April 7, 2019: On April 5th in northern Norway, scientists at the Andøya Space Center launched two sounding rockets into an ongoing display of Northern Lights. When they dumped their payloads of chemical powders, the sky went wild with strangely-colored shapes. Frank Olsen photographed squid-like figures dancing over a beach near Andenes, Norway:
“Often canceled and rescheduled, this rocket launch has been planned for a year,” says Olsen. “How lucky we were to be there at the right time.”
The name of the rocket mission is AZURE–short for Auroral Zone Upwelling Rocket Experiment. Its goal is to measure winds and currents in the ionosphere, a electrically-charged layer of the Earth’s atmosphere where auroras appear. Specifically, mission scientist are interested in discovering how auroral energy might percolate down toward Earth to influence the lower atmosphere.
At the Alomar Observatory in northern Norway, space scientist Jason Ahrns used video cameras to track the motions of the clouds:
“I’m one of the scientists working with this launch, so we knew exactly when to expect it,” says Ahrns. “Even so, we were all stunned by how spectacular the display was, as it unfolded.”

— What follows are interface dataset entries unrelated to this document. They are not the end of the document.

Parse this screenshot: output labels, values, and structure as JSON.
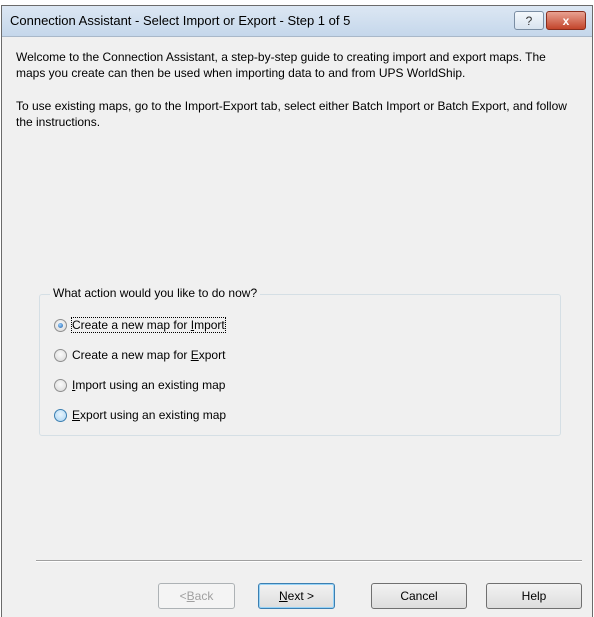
{
  "window": {
    "title": "Connection Assistant - Select Import or Export - Step 1 of 5",
    "help_glyph": "?",
    "close_glyph": "x"
  },
  "intro": {
    "paragraph1": "Welcome to the Connection Assistant, a step-by-step guide to creating import and export maps.  The maps you create can then be used when importing data to and from UPS WorldShip.",
    "paragraph2": "To use existing maps, go to the Import-Export tab, select either Batch Import or Batch Export, and follow the instructions."
  },
  "actions": {
    "group_label": "What action would you like to do now?",
    "options": [
      {
        "pre": "Create a new map for ",
        "key": "I",
        "post": "mport",
        "checked": true
      },
      {
        "pre": "Create a new map for ",
        "key": "E",
        "post": "xport",
        "checked": false
      },
      {
        "pre": "",
        "key": "I",
        "post": "mport using an existing map",
        "checked": false
      },
      {
        "pre": "",
        "key": "E",
        "post": "xport using an existing map",
        "checked": false
      }
    ]
  },
  "buttons": {
    "back": {
      "pre": "< ",
      "key": "B",
      "post": "ack"
    },
    "next": {
      "pre": "",
      "key": "N",
      "post": "ext >"
    },
    "cancel": "Cancel",
    "help": "Help"
  },
  "colors": {
    "titlebar": "#c5d7eb",
    "close_button": "#c3452b",
    "dialog_background": "#f0f0f0"
  }
}
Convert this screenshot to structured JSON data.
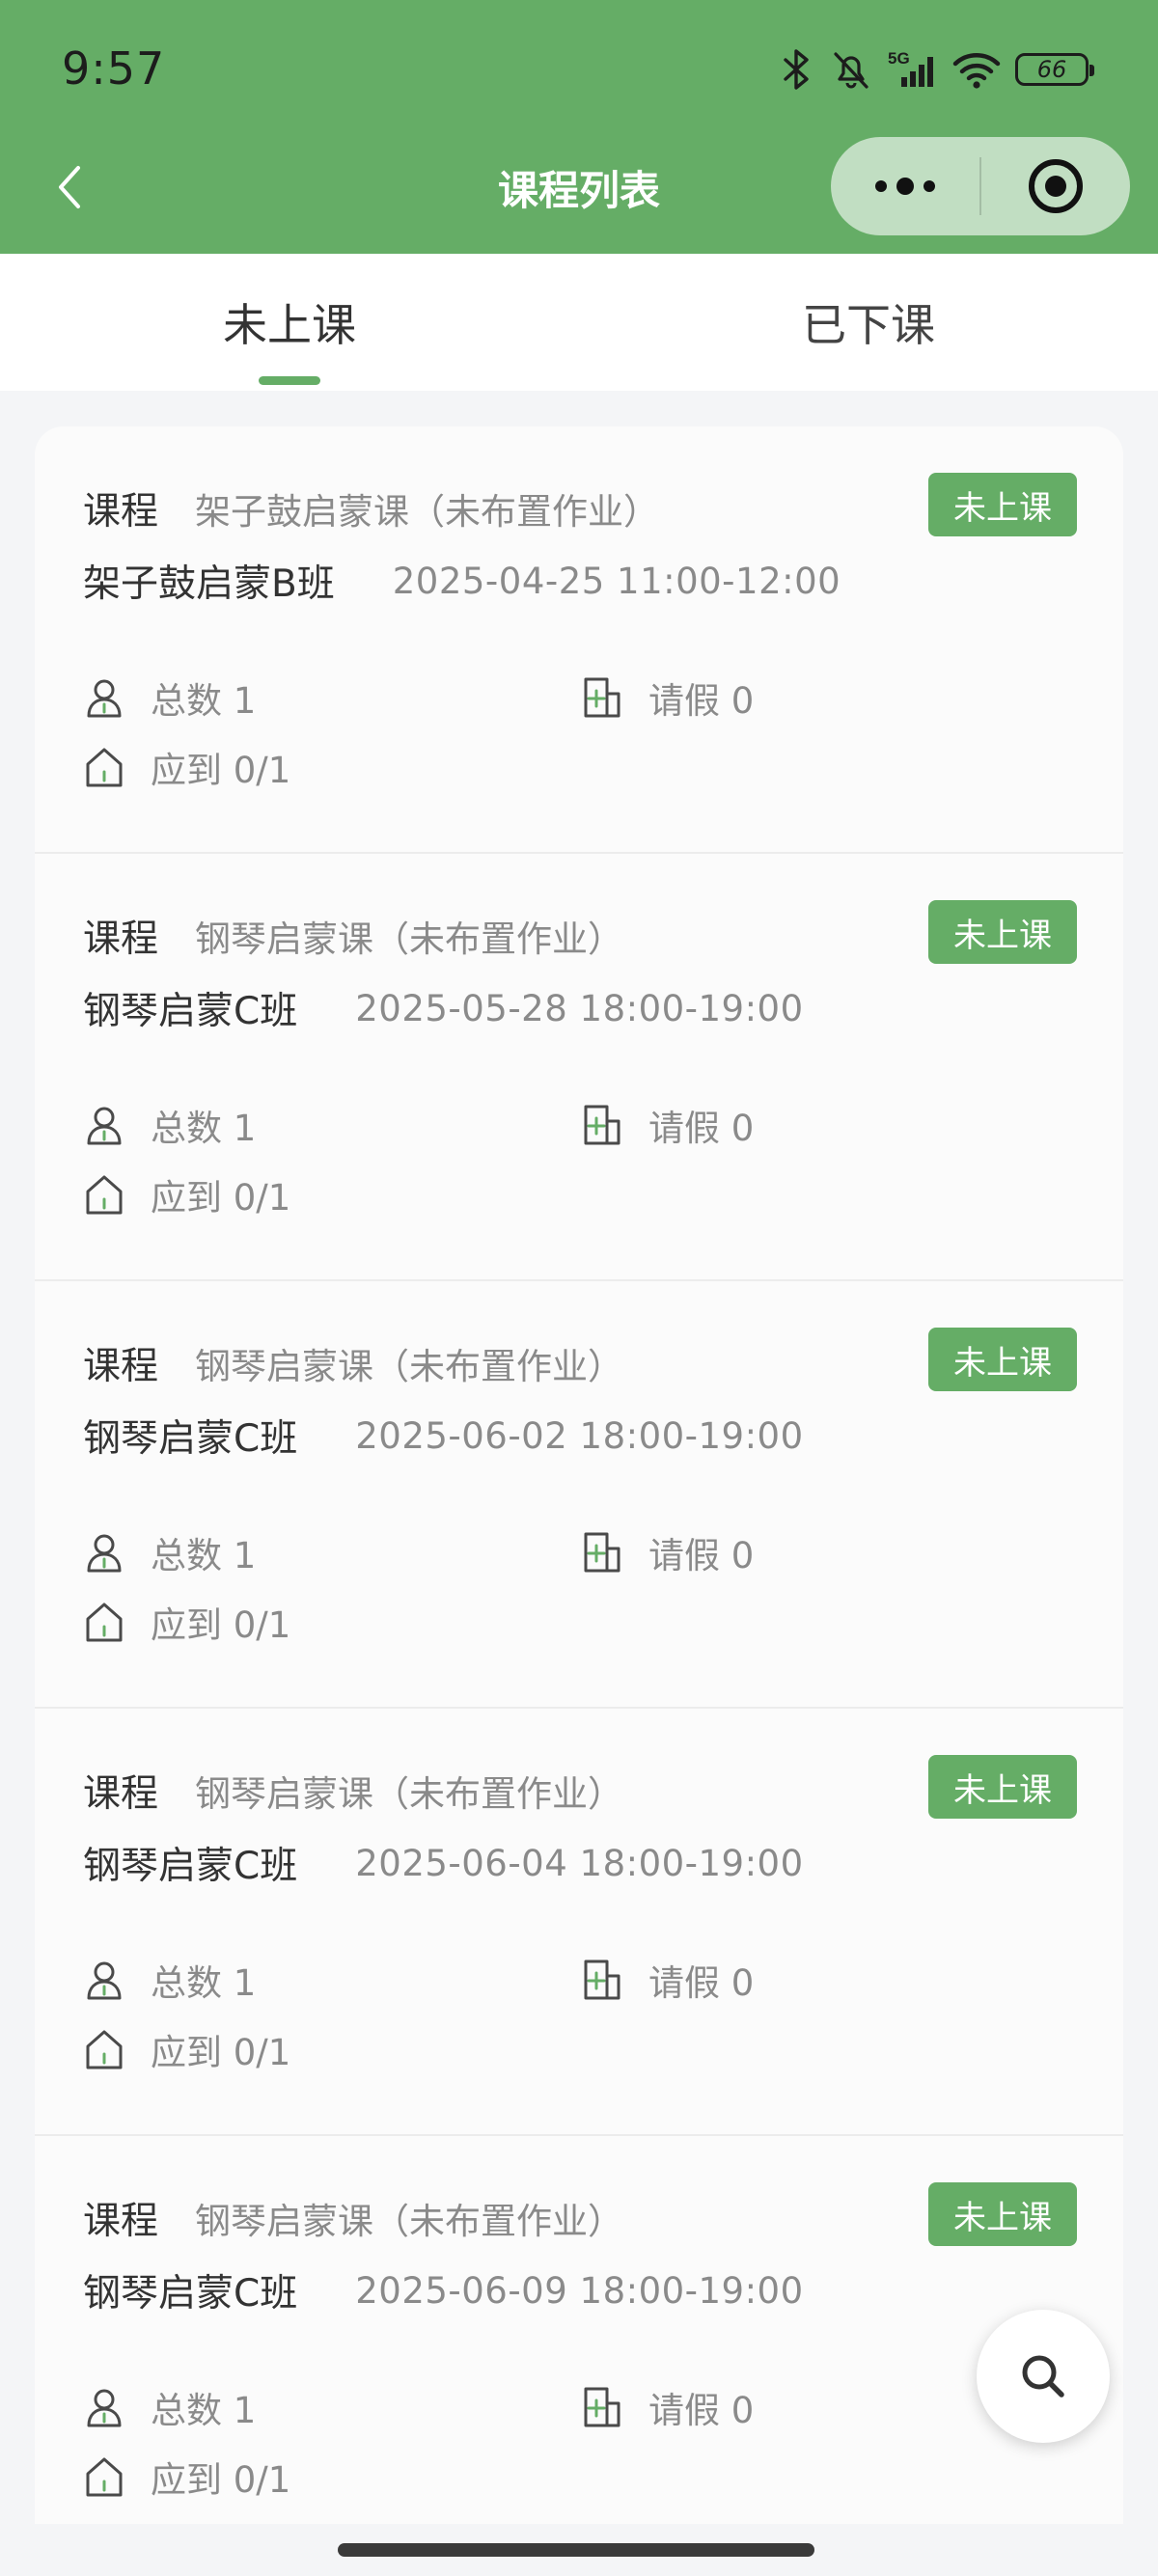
{
  "theme": {
    "brand": "#65ad66",
    "text": "#333333",
    "muted": "#8a8a8a"
  },
  "status_bar": {
    "time": "9:57",
    "network": "5G",
    "battery": "66",
    "icons": [
      "bluetooth-icon",
      "bell-muted-icon",
      "signal-icon",
      "wifi-icon",
      "battery-icon"
    ]
  },
  "nav": {
    "title": "课程列表",
    "back_icon": "chevron-left-icon",
    "menu_icon": "more-dots-icon",
    "close_icon": "target-circle-icon"
  },
  "tabs": [
    {
      "label": "未上课",
      "active": true
    },
    {
      "label": "已下课",
      "active": false
    }
  ],
  "courses": [
    {
      "course_label": "课程",
      "course_name": "架子鼓启蒙课（未布置作业）",
      "class_name": "架子鼓启蒙B班",
      "time": "2025-04-25 11:00-12:00",
      "status": "未上课",
      "total": "总数 1",
      "leave": "请假 0",
      "attend": "应到 0/1"
    },
    {
      "course_label": "课程",
      "course_name": "钢琴启蒙课（未布置作业）",
      "class_name": "钢琴启蒙C班",
      "time": "2025-05-28 18:00-19:00",
      "status": "未上课",
      "total": "总数 1",
      "leave": "请假 0",
      "attend": "应到 0/1"
    },
    {
      "course_label": "课程",
      "course_name": "钢琴启蒙课（未布置作业）",
      "class_name": "钢琴启蒙C班",
      "time": "2025-06-02 18:00-19:00",
      "status": "未上课",
      "total": "总数 1",
      "leave": "请假 0",
      "attend": "应到 0/1"
    },
    {
      "course_label": "课程",
      "course_name": "钢琴启蒙课（未布置作业）",
      "class_name": "钢琴启蒙C班",
      "time": "2025-06-04 18:00-19:00",
      "status": "未上课",
      "total": "总数 1",
      "leave": "请假 0",
      "attend": "应到 0/1"
    },
    {
      "course_label": "课程",
      "course_name": "钢琴启蒙课（未布置作业）",
      "class_name": "钢琴启蒙C班",
      "time": "2025-06-09 18:00-19:00",
      "status": "未上课",
      "total": "总数 1",
      "leave": "请假 0",
      "attend": "应到 0/1"
    }
  ],
  "fab": {
    "icon": "search-icon"
  }
}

The twin rockets deployed two chemical tracers: trimethyl aluminum (TMA) and a barium/strontium mixture. These mixtures create colorful clouds that allow researchers to visually track the flow of neutral and charged particles, respectively. According to NASA, which funded the mission, the chemicals pose no hazard to residents in the region.